The Commission said it will provide “upskilling and retraining possibilities” for those likely to be left jobless by the downturn in industries connected to manufacturing internal combustion engines.
How clean are electric vehicles?
The announcement will put a renewed focus on the sustainability of battery-powered electric vehicles, which have been given a major boost by today’s announcement.
Speaking to journalists, Peter Liese said the centre-right EPP group in the European Parliament was “very concerned” about the way in which the European Commission is planning to measuring car emissions.
“Electric vehicles are not really carbon neutral – even though they are the best in my view to reduce emissions in road transport – because the electricity is not carbon neutral,” he said at a press briefing on Wednesday.
“We are still convinced at the EPP that we need also some alternatives, especially for lorries and other niche markets where electricity will probably not do the job. So we push the Commission for a more open technological approach.”
Liese criticised the choice of 2035 for the vehicle emissions ban, arguing that it does not provide sufficient time for small businesses whose livelihoods depend on internal combustion engine production to adapt.

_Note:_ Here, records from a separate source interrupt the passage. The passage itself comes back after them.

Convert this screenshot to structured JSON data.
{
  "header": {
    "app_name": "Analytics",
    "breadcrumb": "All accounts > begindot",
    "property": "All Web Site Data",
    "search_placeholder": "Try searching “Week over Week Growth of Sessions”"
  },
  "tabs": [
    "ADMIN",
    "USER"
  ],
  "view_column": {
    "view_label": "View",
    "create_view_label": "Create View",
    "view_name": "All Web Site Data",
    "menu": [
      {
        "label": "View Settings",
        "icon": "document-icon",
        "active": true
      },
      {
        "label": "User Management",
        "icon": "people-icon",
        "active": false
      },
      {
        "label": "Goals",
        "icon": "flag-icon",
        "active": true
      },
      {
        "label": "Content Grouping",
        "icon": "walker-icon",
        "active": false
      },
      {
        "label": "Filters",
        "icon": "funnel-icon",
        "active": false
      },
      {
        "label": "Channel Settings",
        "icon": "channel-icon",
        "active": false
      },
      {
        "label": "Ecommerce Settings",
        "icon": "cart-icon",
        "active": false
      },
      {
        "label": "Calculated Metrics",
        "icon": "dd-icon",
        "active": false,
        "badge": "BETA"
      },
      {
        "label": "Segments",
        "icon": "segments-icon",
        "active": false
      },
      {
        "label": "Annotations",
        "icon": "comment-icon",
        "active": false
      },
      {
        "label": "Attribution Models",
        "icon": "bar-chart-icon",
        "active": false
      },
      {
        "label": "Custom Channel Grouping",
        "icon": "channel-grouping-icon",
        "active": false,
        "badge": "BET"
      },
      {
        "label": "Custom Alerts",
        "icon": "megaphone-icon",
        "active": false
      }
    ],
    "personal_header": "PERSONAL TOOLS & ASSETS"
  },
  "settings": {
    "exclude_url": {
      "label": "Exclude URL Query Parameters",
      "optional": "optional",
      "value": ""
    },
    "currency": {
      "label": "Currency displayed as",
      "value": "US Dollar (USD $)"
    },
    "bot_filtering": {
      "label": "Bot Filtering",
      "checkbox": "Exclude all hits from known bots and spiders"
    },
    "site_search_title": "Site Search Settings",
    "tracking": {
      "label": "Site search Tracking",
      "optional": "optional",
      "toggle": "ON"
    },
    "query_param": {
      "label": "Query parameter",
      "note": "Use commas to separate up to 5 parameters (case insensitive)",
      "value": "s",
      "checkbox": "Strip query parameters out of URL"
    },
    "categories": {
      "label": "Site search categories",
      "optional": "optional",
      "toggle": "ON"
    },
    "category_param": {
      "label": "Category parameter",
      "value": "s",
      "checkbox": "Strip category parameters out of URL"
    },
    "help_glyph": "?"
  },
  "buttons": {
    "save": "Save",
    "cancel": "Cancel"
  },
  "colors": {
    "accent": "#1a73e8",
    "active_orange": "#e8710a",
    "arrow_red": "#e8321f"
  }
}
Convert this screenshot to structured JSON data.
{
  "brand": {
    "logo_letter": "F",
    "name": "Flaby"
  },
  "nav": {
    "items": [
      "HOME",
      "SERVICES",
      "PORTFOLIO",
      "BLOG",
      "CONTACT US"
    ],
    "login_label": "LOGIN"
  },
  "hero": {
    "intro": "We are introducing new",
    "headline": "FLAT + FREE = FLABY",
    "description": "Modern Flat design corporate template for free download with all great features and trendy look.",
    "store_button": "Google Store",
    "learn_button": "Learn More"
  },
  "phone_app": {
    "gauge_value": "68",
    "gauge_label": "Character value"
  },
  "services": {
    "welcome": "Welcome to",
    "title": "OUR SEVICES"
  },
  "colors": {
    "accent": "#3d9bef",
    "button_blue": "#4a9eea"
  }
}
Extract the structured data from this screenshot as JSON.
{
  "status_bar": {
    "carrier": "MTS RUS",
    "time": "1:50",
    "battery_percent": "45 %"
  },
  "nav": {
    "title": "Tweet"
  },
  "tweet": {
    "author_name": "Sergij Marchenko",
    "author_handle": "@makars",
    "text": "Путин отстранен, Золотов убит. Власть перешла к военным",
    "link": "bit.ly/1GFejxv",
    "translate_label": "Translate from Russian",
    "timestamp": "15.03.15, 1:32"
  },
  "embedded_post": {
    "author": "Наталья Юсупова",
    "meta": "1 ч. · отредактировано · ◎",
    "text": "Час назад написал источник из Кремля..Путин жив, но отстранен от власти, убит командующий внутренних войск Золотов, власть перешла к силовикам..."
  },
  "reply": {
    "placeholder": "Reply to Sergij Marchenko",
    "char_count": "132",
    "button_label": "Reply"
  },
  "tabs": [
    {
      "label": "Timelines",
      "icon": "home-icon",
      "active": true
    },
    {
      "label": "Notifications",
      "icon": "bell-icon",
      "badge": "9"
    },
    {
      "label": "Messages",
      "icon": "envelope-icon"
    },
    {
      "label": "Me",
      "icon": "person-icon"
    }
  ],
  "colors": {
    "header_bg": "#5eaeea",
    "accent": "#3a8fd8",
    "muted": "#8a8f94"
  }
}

But clean mobility NGO Transport & Environment welcomed the announcement, calling for the switch to clean vehicles to happen prior to the EU’s deadline.
“This is a turning point for the auto industry and good news for drivers. The new EU rules will democratise electric cars and give a major boost to charging, meaning clean cars will soon be affordable and easy to charge for millions of Europeans,” said William Todts, executive director of Transport & Environment (T&E).
EU focus on transport sector
The new regulation on car’s CO2 emissions is part of a broader package of energy and climate laws that is aimed at reducing the bloc’s emissions by 55% by 2030.
Much of the new legislation is aimed at the transport sector, a sector Europe has struggled to decarbonise until now.
For many transport companies, the green rules will fundamentally alter their business operations, forcing them to pivot towards cleaner technology and fuels.
To facilitate the roll out of zero-emission vehicles, the Commission aims to push up the number of charging and fuelling points along major highways. The EU executive set a target to install an electric charging point every 60 kilometres, with a hydrogen refuelling station every 150 kilometres.
In the field of aviation, EU transport commissioner Adina Vălean confirmed that the EU will impose a green jet fuel mandate on all flights refuelling at EU airports, with kerosene required to include a blend of at least 5% sustainable aviation fuel by 2030.
In the shipping sector, the FuelEU Maritime regulation aims to boost the uptake of sustainable maritime fuels. The regulation sets a limit on the greenhouse gas content of the energy used by ships that land at European ports.
[Edited by Frédéric Simon]